There’s no timeline for that decision, Coder said.
Other private Christian universities are wrestling with the issue.
Seattle Pacific University is embroiled in controversy over its lifestyle expectations for staff that include guidelines for sexual behavior. Eastern University added sexual orientation as a protected class last year and subsequently had its membership with the Council for Christian Colleges and Universities put on hold.
A new round of petitions began circulating at Whitworth this spring. The first opposed adding sexual orientation as a protected class. It was signed by more than 230 people, including trustees Anne McCulloch Storm and John Kaites, according to the student-led Whitworthian newspaper.
The petition had no listed author, but the first signatory was James Edwards, a former Whitworth professor and theologian who left the Presbyterian Church in 2014 after the denomination permitted same-sex marriage. The document is no longer posted on Formstack, the website used to collect signatures.
The petition, dated March 30, asked the board of trustees to consider questions before making any decision and strongly advocated the university remain inline with the “majority of Christians around the world” who “still agree on a traditional view of sexuality.”

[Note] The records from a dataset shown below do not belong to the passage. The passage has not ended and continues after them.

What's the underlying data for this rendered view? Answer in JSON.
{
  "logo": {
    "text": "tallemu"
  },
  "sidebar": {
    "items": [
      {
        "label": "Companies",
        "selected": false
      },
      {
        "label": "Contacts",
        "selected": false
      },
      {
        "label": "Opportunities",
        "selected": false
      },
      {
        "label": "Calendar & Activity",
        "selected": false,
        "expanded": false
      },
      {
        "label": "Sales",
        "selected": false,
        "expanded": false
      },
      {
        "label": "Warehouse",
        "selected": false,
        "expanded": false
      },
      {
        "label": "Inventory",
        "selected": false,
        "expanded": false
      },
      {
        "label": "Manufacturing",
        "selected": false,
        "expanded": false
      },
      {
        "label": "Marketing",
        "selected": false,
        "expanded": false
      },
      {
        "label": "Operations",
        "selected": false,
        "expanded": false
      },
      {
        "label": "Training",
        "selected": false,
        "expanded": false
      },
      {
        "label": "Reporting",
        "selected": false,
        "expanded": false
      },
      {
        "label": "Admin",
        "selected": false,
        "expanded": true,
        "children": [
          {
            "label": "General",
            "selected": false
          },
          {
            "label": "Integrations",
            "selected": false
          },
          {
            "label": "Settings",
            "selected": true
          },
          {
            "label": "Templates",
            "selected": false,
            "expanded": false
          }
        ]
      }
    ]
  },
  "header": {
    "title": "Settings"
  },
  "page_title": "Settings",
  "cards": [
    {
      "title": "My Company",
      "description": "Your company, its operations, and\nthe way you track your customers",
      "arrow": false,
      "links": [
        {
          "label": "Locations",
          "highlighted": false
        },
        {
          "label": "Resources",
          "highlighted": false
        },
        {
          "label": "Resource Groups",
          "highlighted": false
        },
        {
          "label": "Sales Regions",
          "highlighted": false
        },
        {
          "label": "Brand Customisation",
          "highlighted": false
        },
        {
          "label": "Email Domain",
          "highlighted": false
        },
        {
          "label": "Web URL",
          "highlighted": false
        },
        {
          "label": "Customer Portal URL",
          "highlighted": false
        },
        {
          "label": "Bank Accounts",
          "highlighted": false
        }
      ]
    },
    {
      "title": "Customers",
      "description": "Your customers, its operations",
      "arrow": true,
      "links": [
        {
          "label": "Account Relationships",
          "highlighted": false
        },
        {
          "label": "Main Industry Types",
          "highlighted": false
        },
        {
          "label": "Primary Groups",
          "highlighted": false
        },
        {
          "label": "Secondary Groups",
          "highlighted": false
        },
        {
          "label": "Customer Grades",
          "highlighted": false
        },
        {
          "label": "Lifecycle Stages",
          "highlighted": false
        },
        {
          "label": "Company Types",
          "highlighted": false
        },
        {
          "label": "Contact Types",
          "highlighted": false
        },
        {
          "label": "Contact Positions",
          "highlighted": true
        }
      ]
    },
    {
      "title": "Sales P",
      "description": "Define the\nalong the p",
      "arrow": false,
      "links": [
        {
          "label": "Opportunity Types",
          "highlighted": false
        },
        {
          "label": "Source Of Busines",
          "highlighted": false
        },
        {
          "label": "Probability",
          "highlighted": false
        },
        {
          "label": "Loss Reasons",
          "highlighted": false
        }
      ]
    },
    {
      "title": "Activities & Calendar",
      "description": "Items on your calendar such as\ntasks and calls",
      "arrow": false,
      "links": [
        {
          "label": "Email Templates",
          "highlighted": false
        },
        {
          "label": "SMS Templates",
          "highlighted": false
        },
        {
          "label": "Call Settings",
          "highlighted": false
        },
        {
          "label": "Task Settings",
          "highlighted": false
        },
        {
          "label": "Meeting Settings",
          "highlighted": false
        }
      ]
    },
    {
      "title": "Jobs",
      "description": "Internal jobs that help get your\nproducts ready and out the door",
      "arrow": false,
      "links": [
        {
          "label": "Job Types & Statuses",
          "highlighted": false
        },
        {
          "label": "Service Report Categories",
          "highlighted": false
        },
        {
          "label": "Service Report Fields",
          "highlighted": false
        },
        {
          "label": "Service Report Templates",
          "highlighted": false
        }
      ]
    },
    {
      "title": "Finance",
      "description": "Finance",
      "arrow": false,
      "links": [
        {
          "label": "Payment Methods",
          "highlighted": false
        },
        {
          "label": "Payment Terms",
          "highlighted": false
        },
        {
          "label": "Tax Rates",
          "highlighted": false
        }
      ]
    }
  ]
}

A counter-petition created by students under the name “Signal Safe Space WU” advocates for LGBTQ+ protections and responded to the questions raised by the original petition. More than 1,600 people signed that petition as of Thursday night.
One of the three students who created the petition, Urvashi Lalwani, said she and her roommates were inspired by Lee’s story .
“Whitworth had always been a place where it was promised that there’s a diversity of staff, there’s a diversity of opinions on campus and that they’re all valued,” Lalwani said. “It fell short when it came to being inclusive of the queer community. I believe that you can’t belong without feeling included and respected in a space.”
As the petitions circulated, students, including Acevedo-Prado, spoke out on campus through rainbow chalk art and posters, advocating for LGBTQ+ acceptance.
Professor Thomas Caraway said he has encouraged students to use their voices in this way. Caraway teaches English and book-making. He opened up his print shop to help students make posters or queer zines in his class.
“Print is an extraordinary political medium,” he said. “It’s a nonviolent means of communication.”
By facilitating the projects, Caraway hopes to help students learn how to speak out and exercise their rights responsibly.
“I’m excited for a chance for the community to kind of come together and support one another to create a positive, affirmative, loving, celebratory atmosphere,” Caraway said. “For those students to be in community with one another.”